This is a way to describe how spamdyke works

Spamdyke is a filter for monitoring and intercepting SMTP connections between a remote host and a qmail server. Spam is blocked while the remote server (spammer) is still connected; no additional processing or storage is needed. In addition to all of its anti-spam filters, spamdyke also includes a number of features to enhance qmail. Best of all, using spamdyke does not require patching or recompiling qmail!

Lets install it.

# fetch
# tar zxvf spamdyke-5.0.1.tgz
# cd spamdyke-5.0.1/spamdyke
# ./configure
# make
# make install

Now we need to copy and then edit the spamdyke.conf to enable logging.

# cp /root/spamdyke-5.0.1/documentation/spamdyke.conf.basic /usr/local/etc/spamdyke.conf
# vi /usr/local/etc/spamdyke.conf

Now change the following values under logging.


Now we need to configure spamdyke to accept TLS connections. Please uncomment both lines below.


Now lets create the logging directory and set permissions:

# mkdir /var/log/qmail/spamdyke
# chown -R qmaild:wheel /var/log/spamdyke

Now we're going to edit the qmail-smtpd/run file.

# vi /service/qmail-smtpd/run

Under the RBL section uncomment the following line:

RBLCMD2="/usr/local/bin/spamdyke -f /usr/local/etc/spamdyke.conf"

and then restart the qmail-smtpd service.

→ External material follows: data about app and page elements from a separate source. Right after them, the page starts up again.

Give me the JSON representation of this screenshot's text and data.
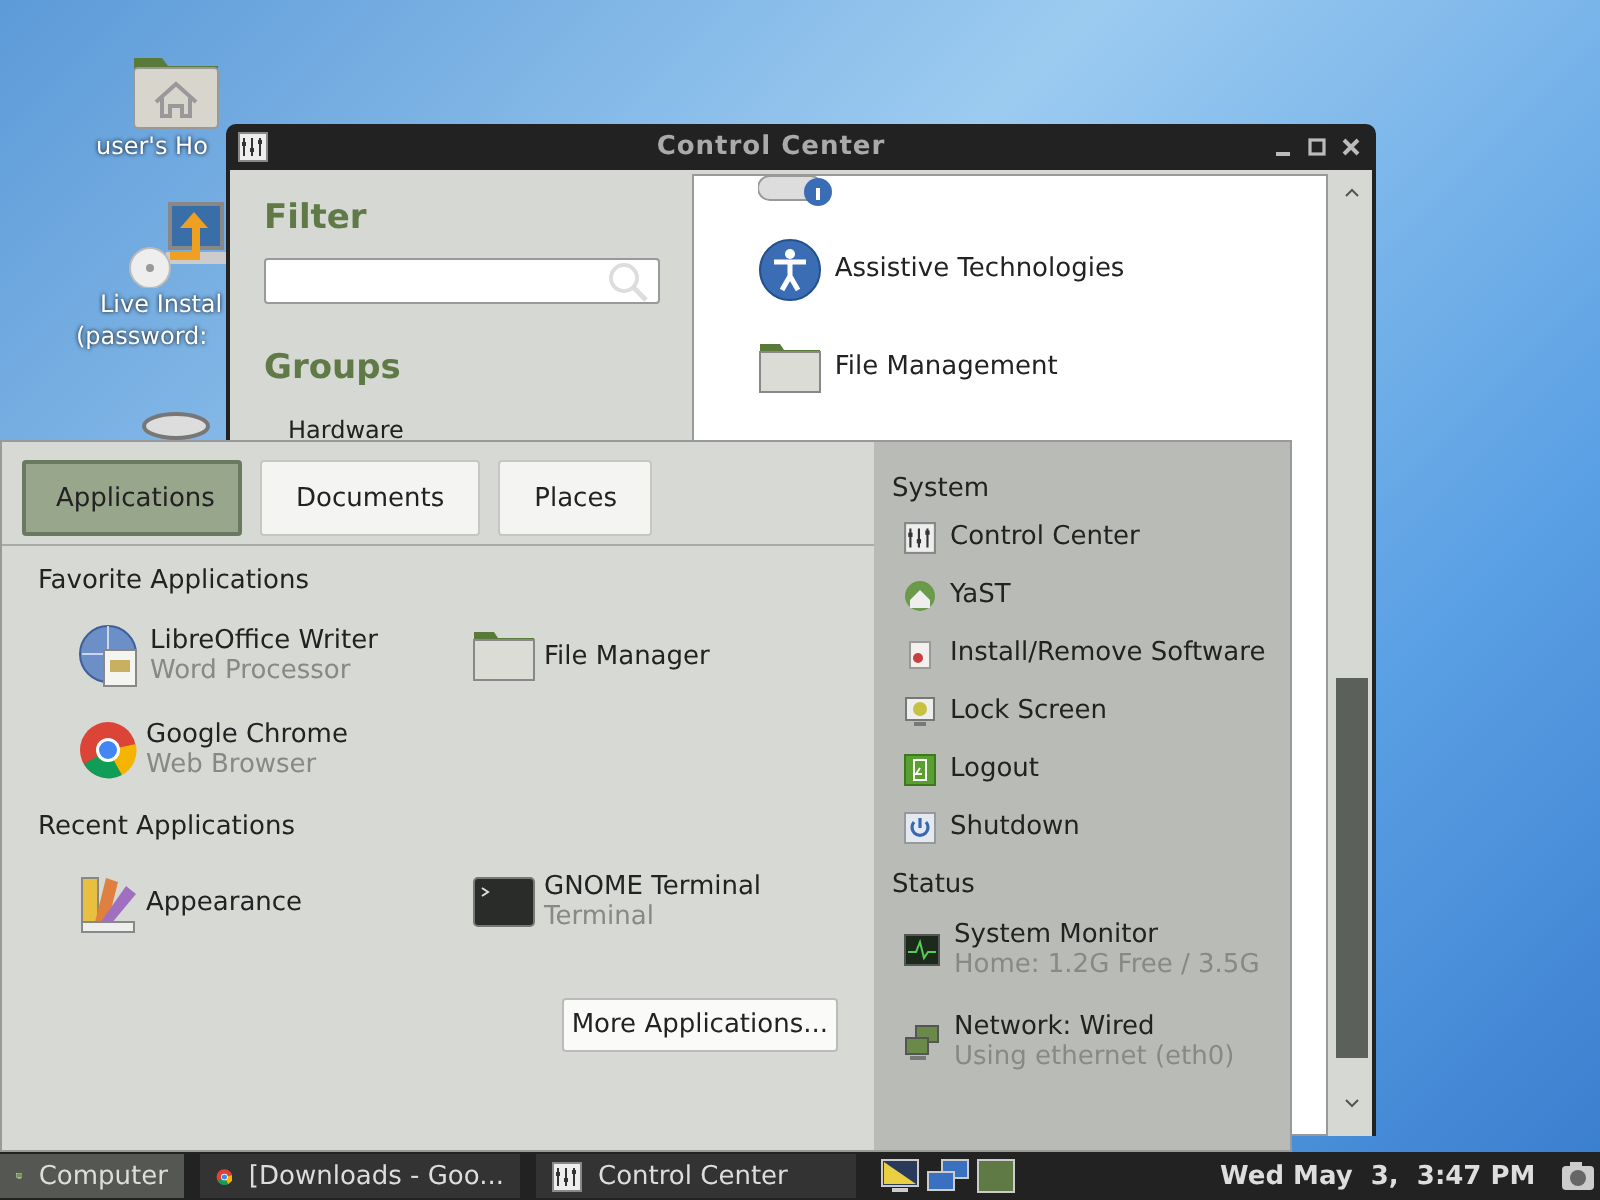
{
  "desktop_icons": [
    {
      "kind": "home",
      "lines": [
        "user's Ho"
      ]
    },
    {
      "kind": "installer",
      "lines": [
        "Live Instal",
        "(password:"
      ]
    },
    {
      "kind": "trash"
    }
  ],
  "window": {
    "title": "Control Center",
    "filter_heading": "Filter",
    "groups_heading": "Groups",
    "groups": [
      "Hardware"
    ],
    "items": [
      {
        "kind": "accessibility",
        "label": "Assistive Technologies"
      },
      {
        "kind": "folder",
        "label": "File Management"
      }
    ]
  },
  "menu": {
    "tabs": [
      {
        "label": "Applications",
        "selected": true
      },
      {
        "label": "Documents",
        "selected": false
      },
      {
        "label": "Places",
        "selected": false
      }
    ],
    "sections": [
      {
        "heading": "Favorite Applications",
        "apps": [
          {
            "kind": "writer",
            "name": "LibreOffice Writer",
            "description": "Word Processor"
          },
          {
            "kind": "folder",
            "name": "File Manager"
          },
          {
            "kind": "chrome",
            "name": "Google Chrome",
            "description": "Web Browser"
          }
        ]
      },
      {
        "heading": "Recent Applications",
        "apps": [
          {
            "kind": "palette",
            "name": "Appearance"
          },
          {
            "kind": "terminal",
            "name": "GNOME Terminal",
            "description": "Terminal"
          }
        ]
      }
    ],
    "more_button": "More Applications...",
    "side_sections": [
      {
        "heading": "System",
        "items": [
          {
            "kind": "control",
            "label": "Control Center"
          },
          {
            "kind": "yast",
            "label": "YaST"
          },
          {
            "kind": "package",
            "label": "Install/Remove Software"
          },
          {
            "kind": "lock",
            "label": "Lock Screen"
          },
          {
            "kind": "logout",
            "label": "Logout"
          },
          {
            "kind": "power",
            "label": "Shutdown"
          }
        ]
      },
      {
        "heading": "Status",
        "items": [
          {
            "kind": "monitor",
            "label": "System Monitor",
            "detail": "Home: 1.2G Free / 3.5G"
          },
          {
            "kind": "network",
            "label": "Network: Wired",
            "detail": "Using ethernet (eth0)"
          }
        ]
      }
    ]
  },
  "taskbar": {
    "start": {
      "label": "Computer",
      "selected": true
    },
    "tasks": [
      {
        "kind": "chrome",
        "label": "[Downloads - Goo...",
        "selected": false
      },
      {
        "kind": "control",
        "label": "Control Center",
        "selected": false
      }
    ],
    "clock": "Wed May  3,  3:47 PM"
  }
}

# svc -t /service/qmail-smtpd

Now check the service and make sure it's running.

# svstat /service/qmail-smtpd
/service/qmail-smtpd: up (pid 20708) 12 seconds

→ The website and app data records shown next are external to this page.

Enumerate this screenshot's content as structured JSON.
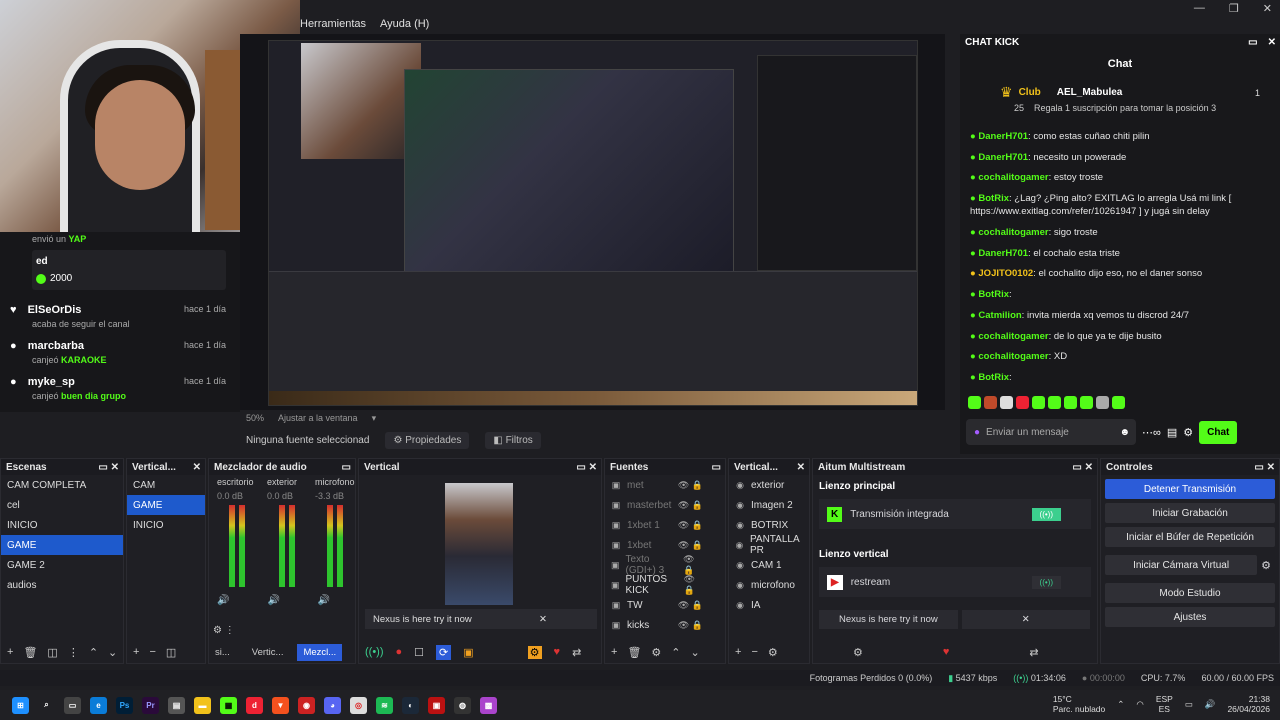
{
  "menubar": {
    "items": [
      "Herramientas",
      "Ayuda (H)"
    ]
  },
  "preview": {
    "zoom": "50%",
    "fit_label": "Ajustar a la ventana"
  },
  "source_bar": {
    "no_source": "Ninguna fuente seleccionad",
    "properties": "Propiedades",
    "filters": "Filtros"
  },
  "feed": {
    "sent_prefix": "envió un",
    "sent_item": "YAP",
    "gift_title": "ed",
    "gift_amount": "2000",
    "events": [
      {
        "name": "ElSeOrDis",
        "text": "acaba de seguir el canal",
        "highlight": "",
        "time": "hace 1 día"
      },
      {
        "name": "marcbarba",
        "text": "canjeó",
        "highlight": "KARAOKE",
        "time": "hace 1 día"
      },
      {
        "name": "myke_sp",
        "text": "canjeó",
        "highlight": "buen dia grupo",
        "time": "hace 1 día"
      }
    ]
  },
  "chat": {
    "panel_title": "CHAT KICK",
    "title": "Chat",
    "pinned": {
      "club": "Club",
      "rank": "25",
      "user": "AEL_Mabulea",
      "count": "1",
      "text": "Regala 1 suscripción para tomar la posición 3"
    },
    "messages": [
      {
        "user": "DanerH701",
        "color": "#53fc18",
        "text": "como estas cuñao chiti pilin"
      },
      {
        "user": "DanerH701",
        "color": "#53fc18",
        "text": "necesito un powerade"
      },
      {
        "user": "cochalitogamer",
        "color": "#53fc18",
        "text": "estoy troste"
      },
      {
        "user": "BotRix",
        "color": "#53fc18",
        "text": "¿Lag? ¿Ping alto? EXITLAG lo arregla  Usá mi link  [ https://www.exitlag.com/refer/10261947 ] y jugá sin delay"
      },
      {
        "user": "cochalitogamer",
        "color": "#53fc18",
        "text": "sigo troste"
      },
      {
        "user": "DanerH701",
        "color": "#53fc18",
        "text": "el cochalo esta triste"
      },
      {
        "user": "JOJITO0102",
        "color": "#f2c21b",
        "text": "el cochalito dijo eso, no el daner sonso"
      },
      {
        "user": "BotRix",
        "color": "#53fc18",
        "text": ""
      },
      {
        "user": "Catmilion",
        "color": "#53fc18",
        "text": "invita mierda xq vemos tu discrod 24/7"
      },
      {
        "user": "cochalitogamer",
        "color": "#53fc18",
        "text": "de lo que ya te dije busito"
      },
      {
        "user": "cochalitogamer",
        "color": "#53fc18",
        "text": "XD"
      },
      {
        "user": "BotRix",
        "color": "#53fc18",
        "text": ""
      }
    ],
    "input_placeholder": "Enviar un mensaje",
    "send_label": "Chat"
  },
  "docks": {
    "scenes": {
      "title": "Escenas",
      "items": [
        "CAM COMPLETA",
        "cel",
        "INICIO",
        "GAME",
        "GAME 2",
        "audios"
      ],
      "selected": 3
    },
    "vertical_scenes": {
      "title": "Vertical...",
      "items": [
        "CAM",
        "GAME",
        "INICIO"
      ],
      "selected": 1
    },
    "mixer": {
      "title": "Mezclador de audio",
      "channels": [
        {
          "name": "escritorio",
          "db": "0.0 dB"
        },
        {
          "name": "exterior",
          "db": "0.0 dB"
        },
        {
          "name": "microfono",
          "db": "-3.3 dB"
        }
      ],
      "tabs": [
        "si...",
        "Vertic...",
        "Mezcl..."
      ]
    },
    "vertical_preview": {
      "title": "Vertical",
      "nexus": "Nexus is here try it now"
    },
    "sources": {
      "title": "Fuentes",
      "items": [
        "met",
        "masterbet",
        "1xbet 1",
        "1xbet",
        "Texto (GDI+) 3",
        "PUNTOS KICK",
        "TW",
        "kicks"
      ],
      "dimmed": [
        0,
        1,
        2,
        3,
        4
      ]
    },
    "vertical_sources": {
      "title": "Vertical...",
      "items": [
        "exterior",
        "Imagen 2",
        "BOTRIX",
        "PANTALLA PR",
        "CAM 1",
        "microfono",
        "IA"
      ]
    },
    "multistream": {
      "title": "Aitum Multistream",
      "main_canvas": "Lienzo principal",
      "integrated": "Transmisión integrada",
      "vertical_canvas": "Lienzo vertical",
      "restream": "restream",
      "nexus": "Nexus is here try it now"
    },
    "controls": {
      "title": "Controles",
      "buttons": [
        "Detener Transmisión",
        "Iniciar Grabación",
        "Iniciar el Búfer de Repetición",
        "Iniciar Cámara Virtual",
        "Modo Estudio",
        "Ajustes"
      ]
    }
  },
  "status": {
    "dropped": "Fotogramas Perdidos 0 (0.0%)",
    "kbps": "5437 kbps",
    "stream_time": "01:34:06",
    "rec_time": "00:00:00",
    "cpu": "CPU: 7.7%",
    "fps": "60.00 / 60.00 FPS"
  },
  "taskbar": {
    "weather_temp": "15°C",
    "weather_desc": "Parc. nublado",
    "lang1": "ESP",
    "lang2": "ES",
    "time": "21:38",
    "date": "26/04/2026"
  },
  "colors": {
    "accent": "#2c5cd8",
    "kick_green": "#53fc18"
  }
}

Optional: Adding Spamdyke recipient validation.

NOTE: If you decide to use validrcptto for validation of users you can skip the steps below. If for some reason validrcptto isn't working for you this would be another way to make user validation work.

Parts of this article were modified from this page:

It's impossible to overstate the complexity of qmail's recipient validation procedure. It is inexcusably complex, far beyond the point where anyone can be certain qmail's implementation is correct (and secure) in all cases. If you want to get a glimpse at how bad it is, take at look at the flowchart here. You'll see the flowchart is big, but the number of possible configurations is describes enormous: there are just under 165 thousand different paths through it (even more if the loops are followed multiple times). Fully testing spamdyke's reject-recipient filter requires checking every one of those paths -- this takes weeks to finish using spamdyke's test scripts. spamdyke-qrv begins its work at step 7 in the flowchart (steps 1, 2, 5 and 6 are assumed to have been performed by spamdyke before spamdyke-qrv was started).

spamdyke-qrv is intended to be run as root by marking the binary "setuid root". This is necessary because spamdyke typically runs as a non-root user and doesn't have access to all of the files needed to validate an address without root access.

Now lets start the installation:

# cd /usr/local/bin
# ln -s gcc46 gcc
# ln -s g++46 g++
# cd /usr/ports/distfiles/
# tar -xzvf spamdyke-5.0.1.tgz
# cd spamdyke-5.0.1/spamdyke-qrv
# ./configure --with-excessive-output --with-vpopmail-support VALIAS_PATH=/usr/home/vpopmail/bin/valias VUSERINFO_PATH=/usr/home/vpopmail/bin/vuserinfo
# Make
# make install

Check the install with:

# spamdyke-qrv -v -v username